The resumption of the Ranji Trophy after a year’s break can only be good news. And not just for the financial health of our first-class cricketers, especially those who do not have IPL contracts. If cricket is a viable career for an Indian sportsman, it is important that he play the Ranji Trophy.
But there is more to it than that. It means that there are players ready, fit and able to graduate to the national team. It means that those on the fringes of selection get another chance to impress the selectors.
Earlier this year, when things were uncertain, fast bowler Jaydev Unadkat tweetedDear red ball, please give me one more chance. I’ll make you proud, promise!”Unadkat has played one Test and seven one-dayers. He had just turned 30, having led Saurashtra to their maiden Ranji title the last time the tournament was held. The pathos in the tweet was heightened by the fact he had claimed 67 wickets, the most that season, at 13.23.
He didn’t make it to the Indian team, though. He said in a recent interview, “Now I approach my journey season by season, thinking that if I put my heart into the domestic season, I will get my chance sooner or later.”
Impact of losing a season
Time moves faster for a sportsman as he ages, and loss of a season (for a while there it looked like two seasons) can be devastating. The number of active years, and years at the top are both limited. You’ve got to make the most of what’s available.
By splitting the Ranji into two, with the league commencing this month and the knockout after the IPL, the cricket board might be telling us both that the national championship is important and that the IPL is crucial too.
Difficult times call for difficult choices, and at any rate the players are unlikely to complain. The worst curse for a sportsman is the lack of opportunity.
With 38 teams in the fray, the national championship will breathe fresh life into more than a thousand players, umpires, curators, scorers and many more involved in the game. The Covid pandemic forced the cricket board’s hands last season when the tournament had to be called off; some of the smiles have returned to the faces of cricketers at either end of their careers, and especially for those in the middle who are at their peak. If they have a message for the national selectors, they have to deliver it now.
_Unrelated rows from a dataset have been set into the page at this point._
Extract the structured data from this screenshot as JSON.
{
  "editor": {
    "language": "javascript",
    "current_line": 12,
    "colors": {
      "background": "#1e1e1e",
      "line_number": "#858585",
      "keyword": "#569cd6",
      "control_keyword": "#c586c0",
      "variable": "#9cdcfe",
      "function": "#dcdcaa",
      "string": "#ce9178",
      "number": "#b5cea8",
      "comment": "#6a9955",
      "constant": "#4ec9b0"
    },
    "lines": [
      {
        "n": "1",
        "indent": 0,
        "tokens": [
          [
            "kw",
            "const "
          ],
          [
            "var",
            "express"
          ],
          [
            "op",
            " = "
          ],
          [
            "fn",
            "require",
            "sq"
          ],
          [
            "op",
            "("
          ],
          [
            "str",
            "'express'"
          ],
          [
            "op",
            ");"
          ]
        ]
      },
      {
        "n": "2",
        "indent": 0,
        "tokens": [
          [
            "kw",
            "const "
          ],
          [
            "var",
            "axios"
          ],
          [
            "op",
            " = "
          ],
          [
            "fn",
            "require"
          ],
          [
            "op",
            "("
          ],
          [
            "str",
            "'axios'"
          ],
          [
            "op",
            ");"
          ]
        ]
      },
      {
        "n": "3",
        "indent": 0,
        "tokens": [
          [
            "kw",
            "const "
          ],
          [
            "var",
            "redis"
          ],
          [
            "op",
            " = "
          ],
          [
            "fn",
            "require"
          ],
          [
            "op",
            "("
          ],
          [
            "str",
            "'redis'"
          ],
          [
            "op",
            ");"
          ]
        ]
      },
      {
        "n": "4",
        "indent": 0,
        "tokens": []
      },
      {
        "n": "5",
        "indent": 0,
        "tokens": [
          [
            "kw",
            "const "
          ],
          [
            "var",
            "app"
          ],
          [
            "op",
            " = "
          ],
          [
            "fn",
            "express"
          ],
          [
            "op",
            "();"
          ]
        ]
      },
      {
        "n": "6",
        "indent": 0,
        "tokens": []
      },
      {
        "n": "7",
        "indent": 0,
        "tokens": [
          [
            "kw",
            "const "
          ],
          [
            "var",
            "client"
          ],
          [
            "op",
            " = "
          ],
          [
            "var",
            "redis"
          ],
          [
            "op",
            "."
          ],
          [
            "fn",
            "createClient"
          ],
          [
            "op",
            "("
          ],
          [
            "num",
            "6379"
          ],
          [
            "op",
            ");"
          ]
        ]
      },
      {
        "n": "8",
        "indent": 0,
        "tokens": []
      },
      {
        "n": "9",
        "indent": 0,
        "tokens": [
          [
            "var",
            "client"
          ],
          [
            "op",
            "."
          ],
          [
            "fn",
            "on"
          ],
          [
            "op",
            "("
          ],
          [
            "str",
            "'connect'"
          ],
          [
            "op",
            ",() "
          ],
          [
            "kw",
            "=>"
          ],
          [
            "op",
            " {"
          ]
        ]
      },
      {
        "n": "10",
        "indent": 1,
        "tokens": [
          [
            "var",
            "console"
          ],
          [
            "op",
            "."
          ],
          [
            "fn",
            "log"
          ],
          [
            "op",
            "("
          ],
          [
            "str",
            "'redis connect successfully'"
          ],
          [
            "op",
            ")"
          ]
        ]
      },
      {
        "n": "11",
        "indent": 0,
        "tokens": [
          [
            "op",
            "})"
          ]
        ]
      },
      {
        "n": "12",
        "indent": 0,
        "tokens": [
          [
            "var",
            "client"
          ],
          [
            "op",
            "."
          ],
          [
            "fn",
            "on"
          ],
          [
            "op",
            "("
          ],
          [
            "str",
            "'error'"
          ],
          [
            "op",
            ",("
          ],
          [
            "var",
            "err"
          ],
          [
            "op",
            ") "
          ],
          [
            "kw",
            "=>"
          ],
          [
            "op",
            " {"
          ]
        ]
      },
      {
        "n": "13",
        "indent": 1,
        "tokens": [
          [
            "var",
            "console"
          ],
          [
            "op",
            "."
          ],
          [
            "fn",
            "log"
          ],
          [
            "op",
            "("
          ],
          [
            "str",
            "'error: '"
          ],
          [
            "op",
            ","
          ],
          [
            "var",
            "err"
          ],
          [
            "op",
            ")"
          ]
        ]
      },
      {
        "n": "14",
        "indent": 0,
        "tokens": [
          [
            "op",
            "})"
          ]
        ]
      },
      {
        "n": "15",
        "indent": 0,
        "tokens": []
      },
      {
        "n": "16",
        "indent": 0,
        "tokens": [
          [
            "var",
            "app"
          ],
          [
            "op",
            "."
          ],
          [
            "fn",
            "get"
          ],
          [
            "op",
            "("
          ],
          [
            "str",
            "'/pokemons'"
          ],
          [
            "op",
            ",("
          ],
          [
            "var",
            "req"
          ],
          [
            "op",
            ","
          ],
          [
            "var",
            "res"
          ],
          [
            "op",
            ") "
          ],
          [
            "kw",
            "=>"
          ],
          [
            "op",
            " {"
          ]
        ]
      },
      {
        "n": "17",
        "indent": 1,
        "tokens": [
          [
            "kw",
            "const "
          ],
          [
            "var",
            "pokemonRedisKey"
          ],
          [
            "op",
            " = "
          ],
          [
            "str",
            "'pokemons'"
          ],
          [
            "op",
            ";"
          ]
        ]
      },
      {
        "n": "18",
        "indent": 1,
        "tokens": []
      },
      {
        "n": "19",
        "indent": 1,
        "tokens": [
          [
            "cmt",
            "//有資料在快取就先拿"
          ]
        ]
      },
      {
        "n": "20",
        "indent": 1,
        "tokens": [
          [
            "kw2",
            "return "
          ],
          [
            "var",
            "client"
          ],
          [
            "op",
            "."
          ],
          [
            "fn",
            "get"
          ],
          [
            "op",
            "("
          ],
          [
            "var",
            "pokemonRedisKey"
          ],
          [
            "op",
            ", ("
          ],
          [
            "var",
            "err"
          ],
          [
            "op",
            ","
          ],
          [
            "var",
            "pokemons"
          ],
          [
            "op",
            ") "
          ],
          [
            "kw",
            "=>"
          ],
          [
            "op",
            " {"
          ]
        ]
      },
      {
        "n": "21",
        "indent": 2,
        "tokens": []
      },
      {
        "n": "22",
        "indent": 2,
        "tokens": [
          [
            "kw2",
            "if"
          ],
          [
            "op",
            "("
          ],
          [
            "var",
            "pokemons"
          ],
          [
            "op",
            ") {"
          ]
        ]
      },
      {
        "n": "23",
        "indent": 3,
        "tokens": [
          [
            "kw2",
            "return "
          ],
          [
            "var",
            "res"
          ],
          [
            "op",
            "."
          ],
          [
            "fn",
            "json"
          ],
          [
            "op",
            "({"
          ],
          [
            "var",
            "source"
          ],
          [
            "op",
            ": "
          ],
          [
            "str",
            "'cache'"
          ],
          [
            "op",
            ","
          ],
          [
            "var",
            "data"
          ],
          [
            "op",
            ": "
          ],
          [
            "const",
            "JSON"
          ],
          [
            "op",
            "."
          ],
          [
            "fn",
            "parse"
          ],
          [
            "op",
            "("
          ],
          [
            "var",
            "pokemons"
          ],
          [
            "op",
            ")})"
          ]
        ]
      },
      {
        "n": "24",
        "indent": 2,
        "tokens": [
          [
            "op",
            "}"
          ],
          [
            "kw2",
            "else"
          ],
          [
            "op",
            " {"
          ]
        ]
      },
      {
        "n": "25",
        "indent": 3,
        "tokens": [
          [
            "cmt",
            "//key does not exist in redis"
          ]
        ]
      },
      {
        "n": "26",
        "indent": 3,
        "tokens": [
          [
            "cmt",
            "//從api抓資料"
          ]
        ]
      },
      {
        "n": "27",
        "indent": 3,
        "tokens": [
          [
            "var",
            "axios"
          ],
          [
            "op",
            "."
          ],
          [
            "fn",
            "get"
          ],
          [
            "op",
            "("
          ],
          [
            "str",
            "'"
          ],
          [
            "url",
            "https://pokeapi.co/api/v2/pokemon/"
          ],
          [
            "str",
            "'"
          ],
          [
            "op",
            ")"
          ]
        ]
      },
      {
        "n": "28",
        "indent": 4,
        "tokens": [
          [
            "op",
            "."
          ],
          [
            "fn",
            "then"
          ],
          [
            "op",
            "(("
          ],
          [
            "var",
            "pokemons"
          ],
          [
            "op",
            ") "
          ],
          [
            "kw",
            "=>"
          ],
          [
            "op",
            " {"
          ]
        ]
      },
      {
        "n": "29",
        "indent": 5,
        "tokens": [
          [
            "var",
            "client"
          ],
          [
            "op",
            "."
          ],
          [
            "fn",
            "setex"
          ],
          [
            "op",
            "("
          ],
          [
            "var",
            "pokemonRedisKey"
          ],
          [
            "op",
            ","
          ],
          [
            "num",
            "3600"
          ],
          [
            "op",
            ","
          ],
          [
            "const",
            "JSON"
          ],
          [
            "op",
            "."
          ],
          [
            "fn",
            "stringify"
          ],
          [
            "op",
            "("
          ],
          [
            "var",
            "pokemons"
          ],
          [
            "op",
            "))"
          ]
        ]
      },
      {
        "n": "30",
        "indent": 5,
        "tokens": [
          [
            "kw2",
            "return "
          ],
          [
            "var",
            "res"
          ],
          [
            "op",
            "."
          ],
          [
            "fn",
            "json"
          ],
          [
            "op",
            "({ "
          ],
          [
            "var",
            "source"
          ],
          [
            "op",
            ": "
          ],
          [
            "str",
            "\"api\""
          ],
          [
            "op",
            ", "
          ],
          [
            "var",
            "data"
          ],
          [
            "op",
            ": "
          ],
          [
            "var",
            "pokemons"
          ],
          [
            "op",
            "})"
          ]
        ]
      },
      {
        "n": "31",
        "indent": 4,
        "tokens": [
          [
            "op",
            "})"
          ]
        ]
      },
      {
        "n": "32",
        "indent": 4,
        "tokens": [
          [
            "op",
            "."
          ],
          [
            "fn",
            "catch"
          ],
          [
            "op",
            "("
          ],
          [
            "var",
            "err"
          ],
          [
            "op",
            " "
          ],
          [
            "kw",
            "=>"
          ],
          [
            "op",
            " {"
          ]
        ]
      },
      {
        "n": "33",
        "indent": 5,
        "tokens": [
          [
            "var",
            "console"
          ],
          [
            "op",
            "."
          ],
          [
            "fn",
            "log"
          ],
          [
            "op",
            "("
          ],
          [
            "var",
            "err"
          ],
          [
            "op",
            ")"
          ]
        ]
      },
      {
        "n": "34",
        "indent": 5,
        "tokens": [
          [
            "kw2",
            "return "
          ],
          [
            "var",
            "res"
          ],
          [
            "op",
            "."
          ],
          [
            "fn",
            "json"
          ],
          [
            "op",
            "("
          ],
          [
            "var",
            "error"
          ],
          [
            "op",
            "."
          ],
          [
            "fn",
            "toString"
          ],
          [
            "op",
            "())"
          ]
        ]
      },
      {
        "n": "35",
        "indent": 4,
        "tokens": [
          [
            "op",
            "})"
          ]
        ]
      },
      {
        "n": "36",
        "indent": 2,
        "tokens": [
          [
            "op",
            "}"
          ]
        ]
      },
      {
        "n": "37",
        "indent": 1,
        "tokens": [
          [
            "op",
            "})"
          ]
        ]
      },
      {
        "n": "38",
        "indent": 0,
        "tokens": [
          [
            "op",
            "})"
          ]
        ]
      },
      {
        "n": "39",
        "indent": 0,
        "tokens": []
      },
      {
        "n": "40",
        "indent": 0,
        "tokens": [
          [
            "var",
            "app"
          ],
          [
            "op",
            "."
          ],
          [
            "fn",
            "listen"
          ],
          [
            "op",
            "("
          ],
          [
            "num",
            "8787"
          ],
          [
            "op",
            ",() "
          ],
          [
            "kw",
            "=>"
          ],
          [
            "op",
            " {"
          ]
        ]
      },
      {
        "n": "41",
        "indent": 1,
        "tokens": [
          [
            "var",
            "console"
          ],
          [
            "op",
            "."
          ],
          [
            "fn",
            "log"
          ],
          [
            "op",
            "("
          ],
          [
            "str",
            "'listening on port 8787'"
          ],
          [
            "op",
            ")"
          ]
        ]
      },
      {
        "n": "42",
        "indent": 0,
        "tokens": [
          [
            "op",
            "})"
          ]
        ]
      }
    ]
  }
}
The Ranji Trophy is the nursery for international cricketers. Rahul Dravid once wrote about playing it for five years before being called up for India. But it isn’t just the players. For five years I reported the tournament, traveling across the country, getting to know the players, familiarizing myself with the officials and their special talents, and listening to the stories of the old-timers before I was finally allowed to report a Test match. It was a solid grounding, and one I would not exchange for anything.
There was a romance in the championship. One traveled with the players by train, and sat wide-eyed alongside the youngsters as seniors like Gundappa Viswanath spoke of their international experiences and their own early years in the game. You learned more from an overnight train journey with Erapalli Prasanna or ML Jaisimha (they had become managers and coaches by then) than you did reading any amount of books on the game.
Watch this boy
You met players while they were callow youngsters, nervous and full of self-doubt; seniors told you to “watch this boy”, as Venkatraghavan once did about Mohammed Azharuddin. Careers began, flourished and ended in front of your laptops leaving behind only memories. Many were forgotten except by those who were there to tell their stories.
Sometimes matches were played in small towns; this was their biggest event in the calendar. When it was difficult to manage the number of requests for autographs, the manager brought in a bunch of autograph books and some of us youngsters signed as the players. Both the players and the fans were happy.
“The signature I use for my bank is a bit different from the one I use on autograph books,” Brijesh Patel said, giving us a lesson in privacy and security before the terms had come into common usage.
International stars were happy to turn out for the Ranji Trophy, unlike now when most make excuses to stay away. Perhaps with good reason, since they play so much round the year anyway, but something goes missing when that happens. Circumstances meant that India’s most successful batsman (Sachin Tendulkar) never played against India’s most successful bowler (Anil Kumble) in the national championship, a pity.
Who wouldn’t like to see Jasprit Bumrah bowl to Virat Kohli, or Rishabh Pant take on Ravichandran Ashwin?